» **Work instruction**: The answer must be the full listing, restated word for word.

» **Extracted data**:
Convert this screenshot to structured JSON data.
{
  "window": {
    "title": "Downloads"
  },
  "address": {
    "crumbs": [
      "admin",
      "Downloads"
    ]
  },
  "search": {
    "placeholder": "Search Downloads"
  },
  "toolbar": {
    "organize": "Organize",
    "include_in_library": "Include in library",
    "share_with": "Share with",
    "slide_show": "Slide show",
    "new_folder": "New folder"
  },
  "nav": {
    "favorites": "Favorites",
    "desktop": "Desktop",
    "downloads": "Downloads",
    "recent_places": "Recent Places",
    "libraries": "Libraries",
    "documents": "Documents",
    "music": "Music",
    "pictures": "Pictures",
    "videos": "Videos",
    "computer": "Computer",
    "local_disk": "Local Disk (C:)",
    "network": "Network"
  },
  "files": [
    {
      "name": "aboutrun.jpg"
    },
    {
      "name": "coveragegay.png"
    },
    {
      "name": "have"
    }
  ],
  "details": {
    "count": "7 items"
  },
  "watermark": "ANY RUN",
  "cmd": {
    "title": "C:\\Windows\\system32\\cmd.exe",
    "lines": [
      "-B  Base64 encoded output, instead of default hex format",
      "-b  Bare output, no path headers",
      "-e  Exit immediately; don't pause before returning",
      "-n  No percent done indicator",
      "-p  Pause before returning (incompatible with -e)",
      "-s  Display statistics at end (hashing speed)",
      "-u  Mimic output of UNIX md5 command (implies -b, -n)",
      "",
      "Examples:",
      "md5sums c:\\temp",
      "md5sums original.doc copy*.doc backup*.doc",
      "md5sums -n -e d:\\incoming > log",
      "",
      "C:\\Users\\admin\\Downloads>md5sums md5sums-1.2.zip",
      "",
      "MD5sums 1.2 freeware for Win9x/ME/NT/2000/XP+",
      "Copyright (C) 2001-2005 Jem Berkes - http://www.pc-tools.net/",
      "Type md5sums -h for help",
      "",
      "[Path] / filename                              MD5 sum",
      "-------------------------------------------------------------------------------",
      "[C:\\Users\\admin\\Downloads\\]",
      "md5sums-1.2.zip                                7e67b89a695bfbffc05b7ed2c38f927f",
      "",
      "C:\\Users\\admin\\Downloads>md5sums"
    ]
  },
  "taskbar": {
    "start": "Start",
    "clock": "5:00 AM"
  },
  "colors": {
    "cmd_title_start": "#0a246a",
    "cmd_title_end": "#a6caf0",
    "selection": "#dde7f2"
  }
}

» **Exercise answer**:
Convert this screenshot to structured JSON data.
{
  "window": {
    "title": "Downloads"
  },
  "address": {
    "crumbs": [
      "admin",
      "Downloads"
    ]
  },
  "search": {
    "placeholder": "Search Downloads"
  },
  "toolbar": {
    "organize": "Organize",
    "include_in_library": "Include in library",
    "share_with": "Share with",
    "slide_show": "Slide show",
    "new_folder": "New folder"
  },
  "nav": {
    "favorites": "Favorites",
    "desktop": "Desktop",
    "downloads": "Downloads",
    "recent_places": "Recent Places",
    "libraries": "Libraries",
    "documents": "Documents",
    "music": "Music",
    "pictures": "Pictures",
    "videos": "Videos",
    "computer": "Computer",
    "local_disk": "Local Disk (C:)",
    "network": "Network"
  },
  "files": [
    {
      "name": "aboutrun.jpg"
    },
    {
      "name": "coveragegay.png"
    },
    {
      "name": "have"
    }
  ],
  "details": {
    "count": "7 items"
  },
  "watermark": "ANY RUN",
  "cmd": {
    "title": "C:\\Windows\\system32\\cmd.exe",
    "lines": [
      "-B  Base64 encoded output, instead of default hex format",
      "-b  Bare output, no path headers",
      "-e  Exit immediately; don't pause before returning",
      "-n  No percent done indicator",
      "-p  Pause before returning (incompatible with -e)",
      "-s  Display statistics at end (hashing speed)",
      "-u  Mimic output of UNIX md5 command (implies -b, -n)",
      "",
      "Examples:",
      "md5sums c:\\temp",
      "md5sums original.doc copy*.doc backup*.doc",
      "md5sums -n -e d:\\incoming > log",
      "",
      "C:\\Users\\admin\\Downloads>md5sums md5sums-1.2.zip",
      "",
      "MD5sums 1.2 freeware for Win9x/ME/NT/2000/XP+",
      "Copyright (C) 2001-2005 Jem Berkes - http://www.pc-tools.net/",
      "Type md5sums -h for help",
      "",
      "[Path] / filename                              MD5 sum",
      "-------------------------------------------------------------------------------",
      "[C:\\Users\\admin\\Downloads\\]",
      "md5sums-1.2.zip                                7e67b89a695bfbffc05b7ed2c38f927f",
      "",
      "C:\\Users\\admin\\Downloads>md5sums"
    ]
  },
  "taskbar": {
    "start": "Start",
    "clock": "5:00 AM"
  },
  "colors": {
    "cmd_title_start": "#0a246a",
    "cmd_title_end": "#a6caf0",
    "selection": "#dde7f2"
  }
}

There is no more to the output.